Flower arrangement

As a solid mass of rock

Is not stirred by the wind,

So a sage is not moved

By praise and blame.

Dhammapada 81-83

 

When we hear the word equanimity, it can imply detachment, cold-heartedness, a lack of emotions. On the other hand, when I find myself day after day ‘sweating the small stuff’, getting emotional about every little up and down, tossing and turning half the night because of some stress, greater equanimity seems like a wonderful idea! Daniel Siegel has a nice way of putting it when he talks about having enough limbic firing (activation of the mammalian part of our brain) for vitality but not chaos. Sometimes people come to meditation as a way of trying to escape their feelings, of becoming detached from the vicissitudes of life, of floating, as it were, above the ‘cesspool’ of human existence. However, most forms of meditation, including mindfulness meditation, are not about being detached, but becoming more connected to life. Yet this connection comes with greater equanimity – towards one’s own emotional states, mistakes and vulnerabilities, and also that of others.

It’s easy to fake equanimity – pretending we don’t care when we’ve been snubbed, or received an award, or didn’t get credit for an idea at work. We may want to project an image of being cool, in control, when in reality we’re excited or seething. Sometimes, we’re even good at faking it to ourselves, and it’s only later we realise how much something might have hurt us. It’s not always easy to tell the difference between pretend and true equanimity.
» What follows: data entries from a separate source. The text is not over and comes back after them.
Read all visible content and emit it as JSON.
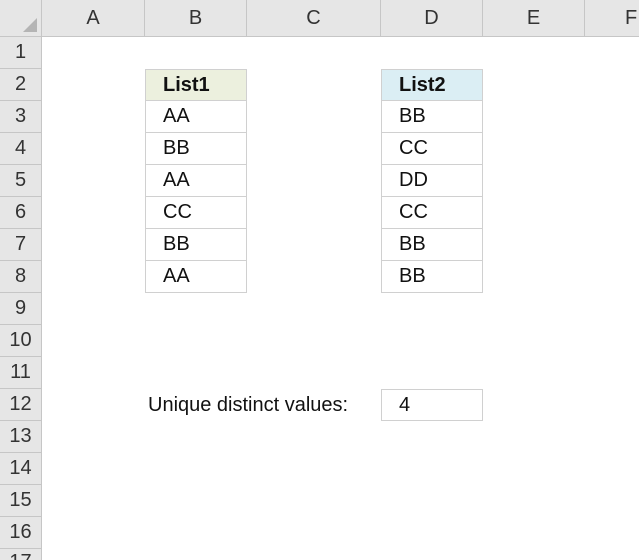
{
  "columns": [
    "A",
    "B",
    "C",
    "D",
    "E",
    "F"
  ],
  "rows": [
    "1",
    "2",
    "3",
    "4",
    "5",
    "6",
    "7",
    "8",
    "9",
    "10",
    "11",
    "12",
    "13",
    "14",
    "15",
    "16",
    "17"
  ],
  "list1": {
    "header": "List1",
    "values": [
      "AA",
      "BB",
      "AA",
      "CC",
      "BB",
      "AA"
    ]
  },
  "list2": {
    "header": "List2",
    "values": [
      "BB",
      "CC",
      "DD",
      "CC",
      "BB",
      "BB"
    ]
  },
  "result": {
    "label": "Unique distinct values:",
    "value": "4"
  },
  "colors": {
    "list1_header_bg": "#ecf0de",
    "list2_header_bg": "#dbeef4",
    "header_bg": "#e6e6e6"
  }
}
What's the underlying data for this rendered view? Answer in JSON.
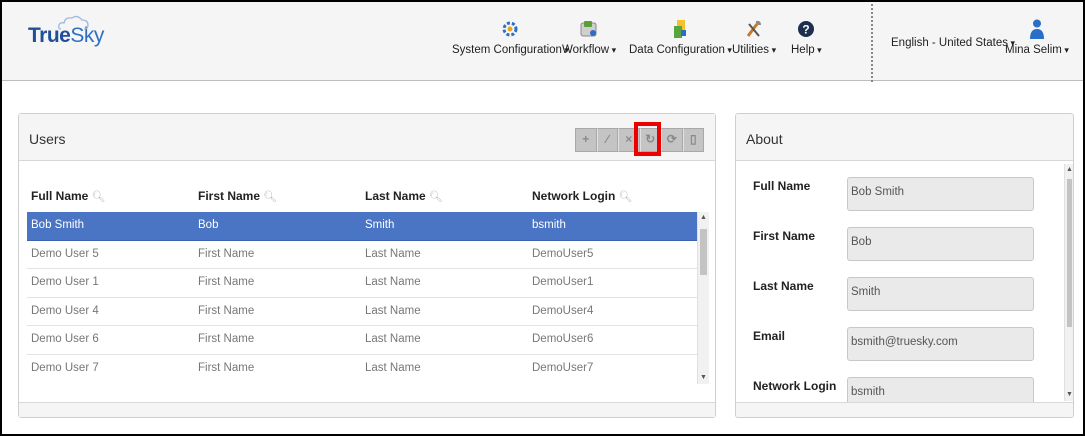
{
  "header": {
    "logo_true": "True",
    "logo_sky": "Sky",
    "nav": [
      {
        "label": "System Configuration",
        "icon": "gear-icon"
      },
      {
        "label": "Workflow",
        "icon": "workflow-icon"
      },
      {
        "label": "Data Configuration",
        "icon": "data-config-icon"
      },
      {
        "label": "Utilities",
        "icon": "utilities-icon"
      },
      {
        "label": "Help",
        "icon": "help-icon"
      }
    ],
    "language": "English - United States",
    "user_name": "Mina Selim"
  },
  "users_panel": {
    "title": "Users",
    "toolbar": {
      "add": "+",
      "edit": "∕",
      "delete": "×",
      "refresh": "↻",
      "redo": "⟳",
      "export": "▯"
    },
    "columns": [
      "Full Name",
      "First Name",
      "Last Name",
      "Network Login"
    ],
    "rows": [
      {
        "full_name": "Bob Smith",
        "first_name": "Bob",
        "last_name": "Smith",
        "network_login": "bsmith",
        "selected": true
      },
      {
        "full_name": "Demo User 5",
        "first_name": "First Name",
        "last_name": "Last Name",
        "network_login": "DemoUser5"
      },
      {
        "full_name": "Demo User 1",
        "first_name": "First Name",
        "last_name": "Last Name",
        "network_login": "DemoUser1"
      },
      {
        "full_name": "Demo User 4",
        "first_name": "First Name",
        "last_name": "Last Name",
        "network_login": "DemoUser4"
      },
      {
        "full_name": "Demo User 6",
        "first_name": "First Name",
        "last_name": "Last Name",
        "network_login": "DemoUser6"
      },
      {
        "full_name": "Demo User 7",
        "first_name": "First Name",
        "last_name": "Last Name",
        "network_login": "DemoUser7"
      }
    ]
  },
  "about_panel": {
    "title": "About",
    "fields": [
      {
        "label": "Full Name",
        "value": "Bob Smith"
      },
      {
        "label": "First Name",
        "value": "Bob"
      },
      {
        "label": "Last Name",
        "value": "Smith"
      },
      {
        "label": "Email",
        "value": "bsmith@truesky.com"
      },
      {
        "label": "Network Login",
        "value": "bsmith"
      }
    ]
  },
  "colors": {
    "selected_row": "#4a74c4",
    "highlight_box": "#ee0000",
    "logo_blue": "#1f4e9b"
  }
}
One helpful way of thinking about equanimity is the ‘bigger picture’ perspective. After tragedies, people often say they now realise what is really important to them – and it’s usually their close relationships, not office politics. When we’re under stress, our focus tends to become very narrow. This is the fight/flight response, when we feel threatened, and all our attention is on the tiger opposite us, not the beautiful sunset to our left. While this is helpful in highly dangerous situations, in daily life this narrow focus tends to lead to the ‘storm in a teacup’ scenario, where we ourselves or whole groups of people become obsessed by something which, at the end of the day, barely matters at all. A few years ago, at a play group, I saw two little boys fight bitterly over a toy truck. Three minutes later they ran past playing happily with a ball, the precious toy truck completely forgotten. As adults we’re a little more sophisticated and subtle about our desires, but most of us have probably had the experience of ‘defending to the death’ something which a few years later seems rather insignificant. Of course there are battles worth fighting for, but they are usually the ones which make sense from the big-picture perspective.
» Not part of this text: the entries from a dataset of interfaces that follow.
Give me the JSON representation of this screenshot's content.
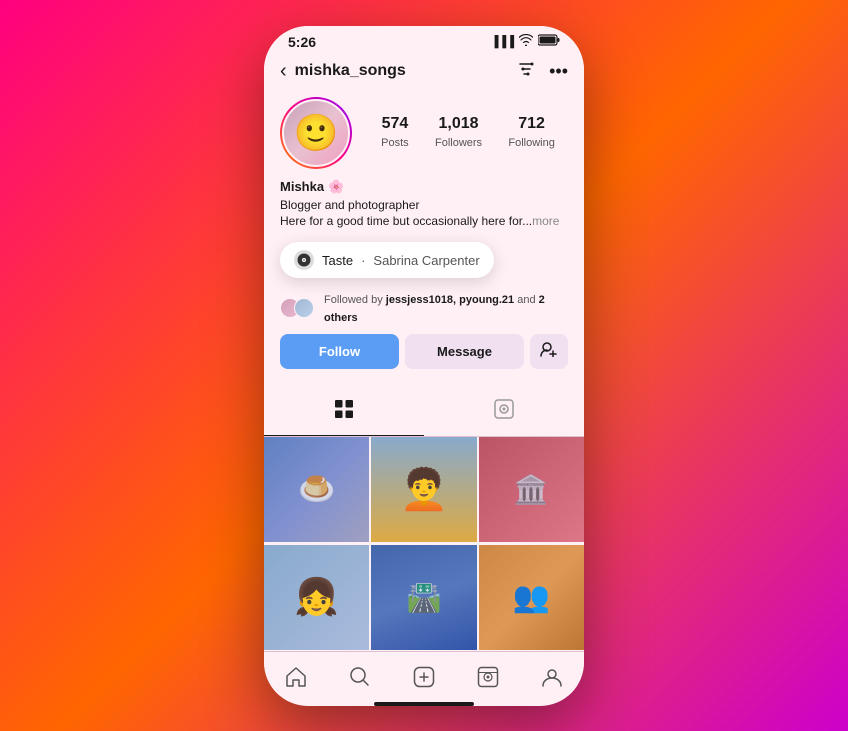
{
  "phone": {
    "status": {
      "time": "5:26",
      "signal": "▪▪▪",
      "wifi": "wifi",
      "battery": "battery"
    },
    "nav": {
      "back_label": "‹",
      "username": "mishka_songs",
      "filter_icon": "filter",
      "more_icon": "more"
    },
    "profile": {
      "name": "Mishka",
      "emoji": "🌸",
      "bio_line1": "Blogger and photographer",
      "bio_line2": "Here for a good time but occasionally here for...",
      "more_label": "more",
      "stats": {
        "posts": {
          "count": "574",
          "label": "Posts"
        },
        "followers": {
          "count": "1,018",
          "label": "Followers"
        },
        "following": {
          "count": "712",
          "label": "Following"
        }
      }
    },
    "tooltip": {
      "icon": "♪",
      "label": "Taste",
      "separator": "·",
      "artist": "Sabrina Carpenter"
    },
    "followed_by": {
      "text": "Followed by ",
      "users": "jessjess1018, pyoung.21",
      "and_label": " and ",
      "others": "2 others"
    },
    "buttons": {
      "follow": "Follow",
      "message": "Message",
      "add_icon": "👤+"
    },
    "tabs": {
      "grid_icon": "⊞",
      "tagged_icon": "◉"
    },
    "grid": {
      "cells": [
        {
          "id": 1,
          "class": "cell-1",
          "content": "food"
        },
        {
          "id": 2,
          "class": "cell-2",
          "content": "person"
        },
        {
          "id": 3,
          "class": "cell-3",
          "content": "temple"
        },
        {
          "id": 4,
          "class": "cell-4",
          "content": "girl"
        },
        {
          "id": 5,
          "class": "cell-5",
          "content": "road"
        },
        {
          "id": 6,
          "class": "cell-6",
          "content": "group"
        }
      ]
    },
    "bottom_nav": {
      "items": [
        {
          "id": "home",
          "icon": "⌂",
          "label": "Home"
        },
        {
          "id": "search",
          "icon": "🔍",
          "label": "Search"
        },
        {
          "id": "add",
          "icon": "⊕",
          "label": "Add"
        },
        {
          "id": "reels",
          "icon": "▶",
          "label": "Reels"
        },
        {
          "id": "profile",
          "icon": "○",
          "label": "Profile"
        }
      ]
    }
  }
}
Mindfulness meditation helps to develop a sense of spaciousness around our experiences, meaning we can open our perspective, coming from what is sometimes called the ‘big space of awareness’. Importantly, this spacious awareness also includes a better understanding of what might be going on for other people in a given situation. There is usually a story behind why people behave the way they do. Over time, mindfulness meditation helps us see the whole movie, rather than the brief sensationalist trailer.

 

Weekly practice idea
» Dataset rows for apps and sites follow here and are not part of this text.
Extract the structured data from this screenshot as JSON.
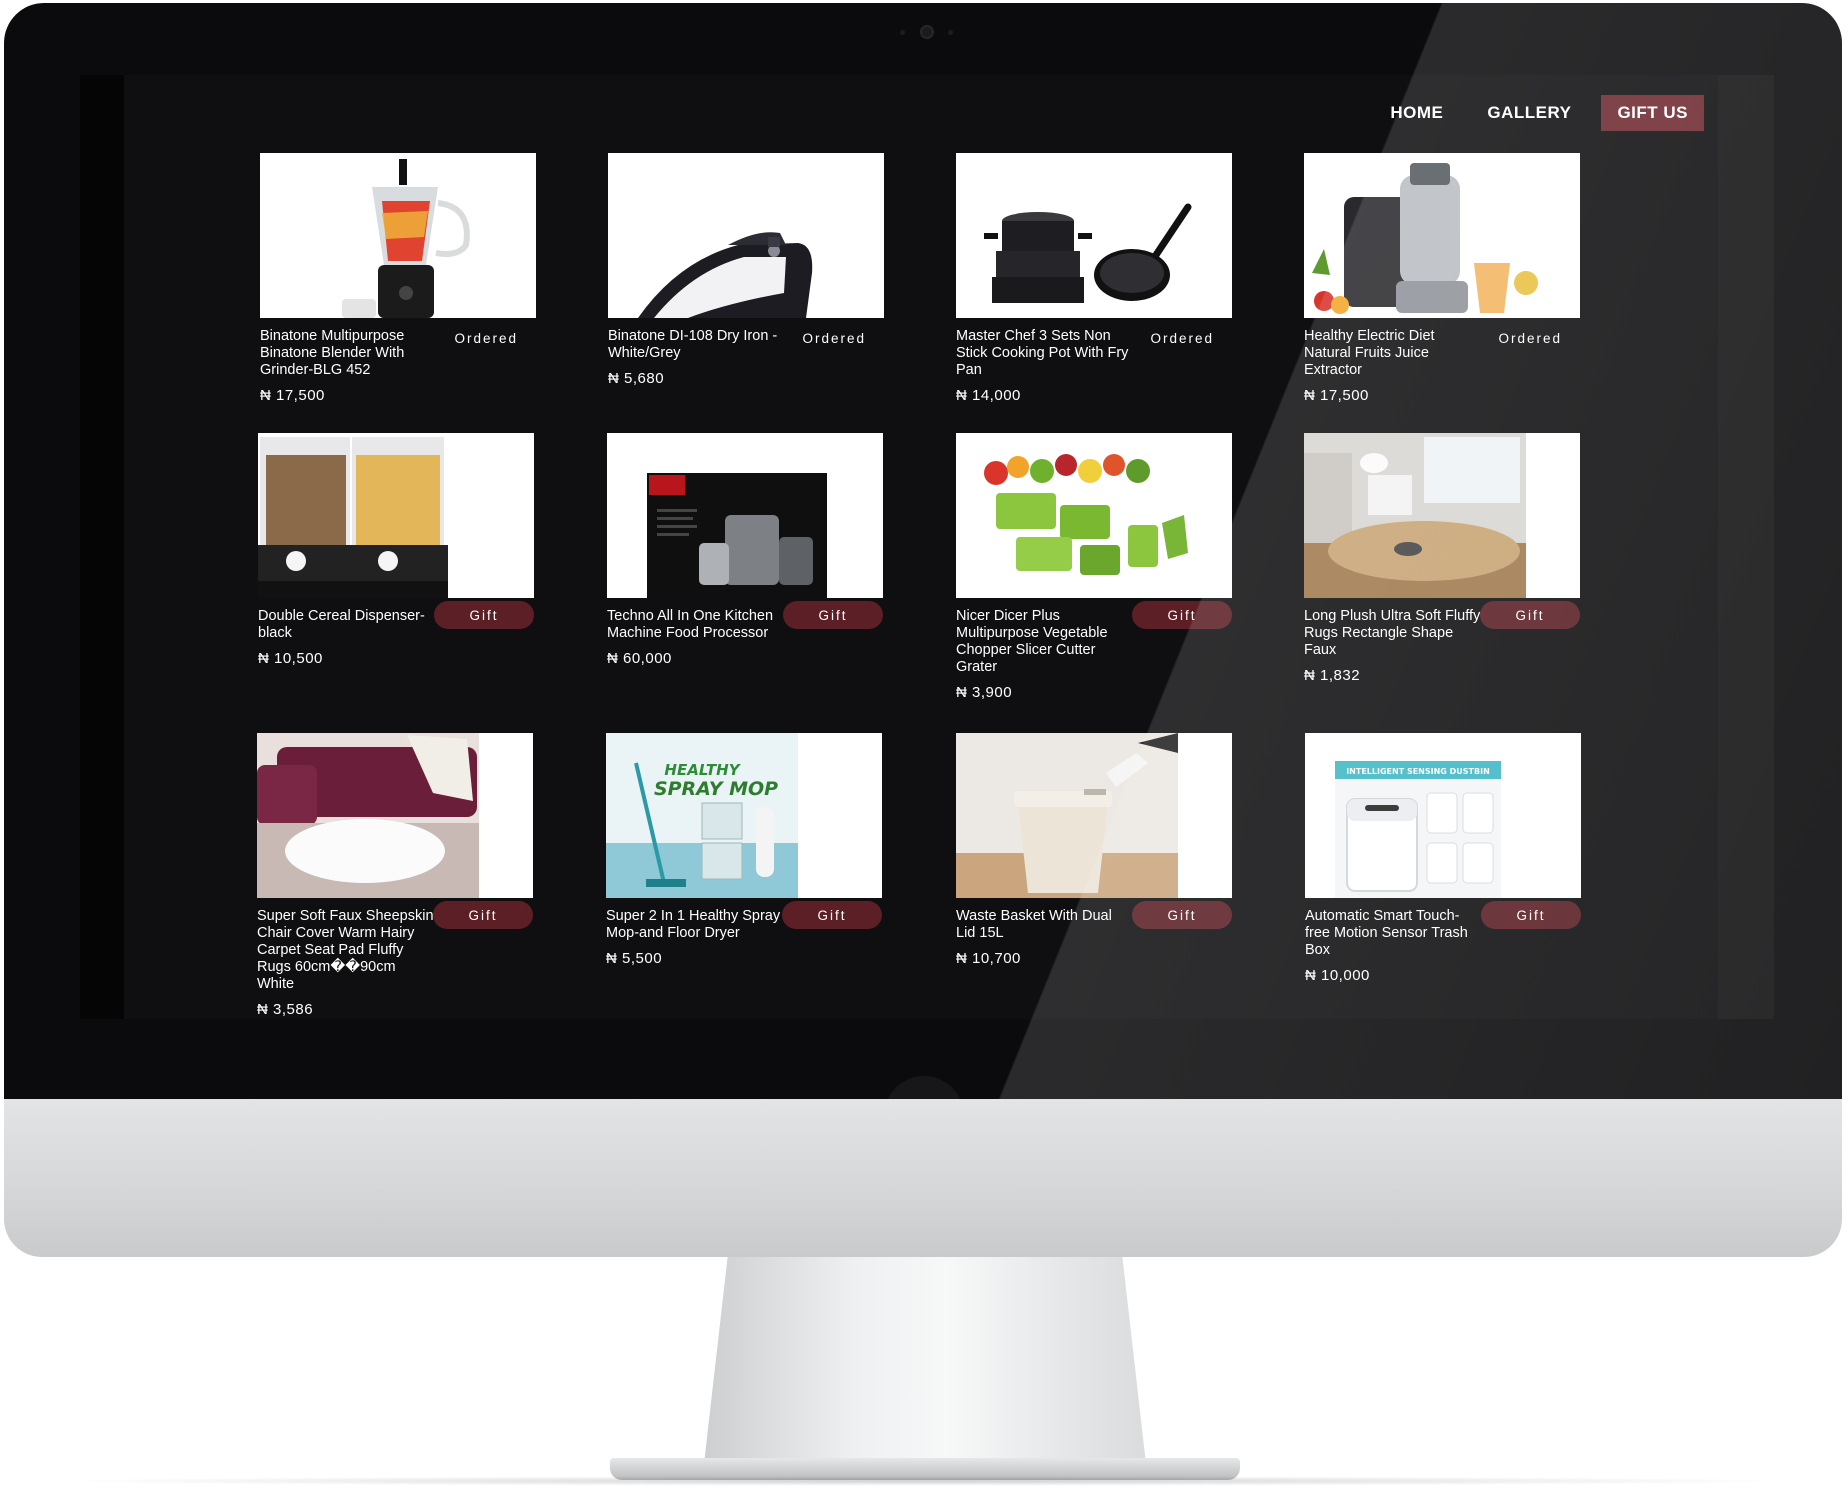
{
  "nav": {
    "home": "HOME",
    "gallery": "GALLERY",
    "gift_us": "GIFT US"
  },
  "currency_symbol": "₦",
  "products": [
    {
      "title": "Binatone Multipurpose Binatone Blender With Grinder-BLG 452",
      "price": "₦ 17,500",
      "action": "Ordered",
      "image": "blender"
    },
    {
      "title": "Binatone DI-108 Dry Iron - White/Grey",
      "price": "₦ 5,680",
      "action": "Ordered",
      "image": "iron"
    },
    {
      "title": "Master Chef 3 Sets Non Stick Cooking Pot With Fry Pan",
      "price": "₦ 14,000",
      "action": "Ordered",
      "image": "pots"
    },
    {
      "title": "Healthy Electric Diet Natural Fruits Juice Extractor",
      "price": "₦ 17,500",
      "action": "Ordered",
      "image": "juicer"
    },
    {
      "title": "Double Cereal Dispenser-black",
      "price": "₦ 10,500",
      "action": "Gift",
      "image": "cereal-dispenser"
    },
    {
      "title": "Techno All In One Kitchen Machine Food Processor",
      "price": "₦ 60,000",
      "action": "Gift",
      "image": "food-processor-box"
    },
    {
      "title": "Nicer Dicer Plus Multipurpose Vegetable Chopper Slicer Cutter Grater",
      "price": "₦ 3,900",
      "action": "Gift",
      "image": "vegetable-chopper"
    },
    {
      "title": "Long Plush Ultra Soft Fluffy Rugs Rectangle Shape Faux",
      "price": "₦ 1,832",
      "action": "Gift",
      "image": "plush-rug-room"
    },
    {
      "title": "Super Soft Faux Sheepskin Chair Cover Warm Hairy Carpet Seat Pad Fluffy Rugs 60cm��90cm White",
      "price": "₦ 3,586",
      "action": "Gift",
      "image": "sheepskin-rug"
    },
    {
      "title": "Super 2 In 1 Healthy Spray Mop-and Floor Dryer",
      "price": "₦ 5,500",
      "action": "Gift",
      "image": "spray-mop"
    },
    {
      "title": "Waste Basket With Dual Lid 15L",
      "price": "₦ 10,700",
      "action": "Gift",
      "image": "waste-basket"
    },
    {
      "title": "Automatic Smart Touch-free Motion Sensor Trash Box",
      "price": "₦ 10,000",
      "action": "Gift",
      "image": "sensor-trash-bin"
    }
  ],
  "image_text": {
    "spray_mop_banner_1": "HEALTHY",
    "spray_mop_banner_2": "SPRAY MOP",
    "trash_bin_banner": "INTELLIGENT SENSING DUSTBIN"
  },
  "colors": {
    "accent": "#6e2a31",
    "gift_button": "#5b1f25",
    "screen_bg": "#0f0f11"
  }
}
Remember a time when you were able to shift your perspective from narrow to the bigger picture. What helped you to shift? Write down the strategies you used. Could they be relevant in a current situation which is challenging?

 

Anja Tanhane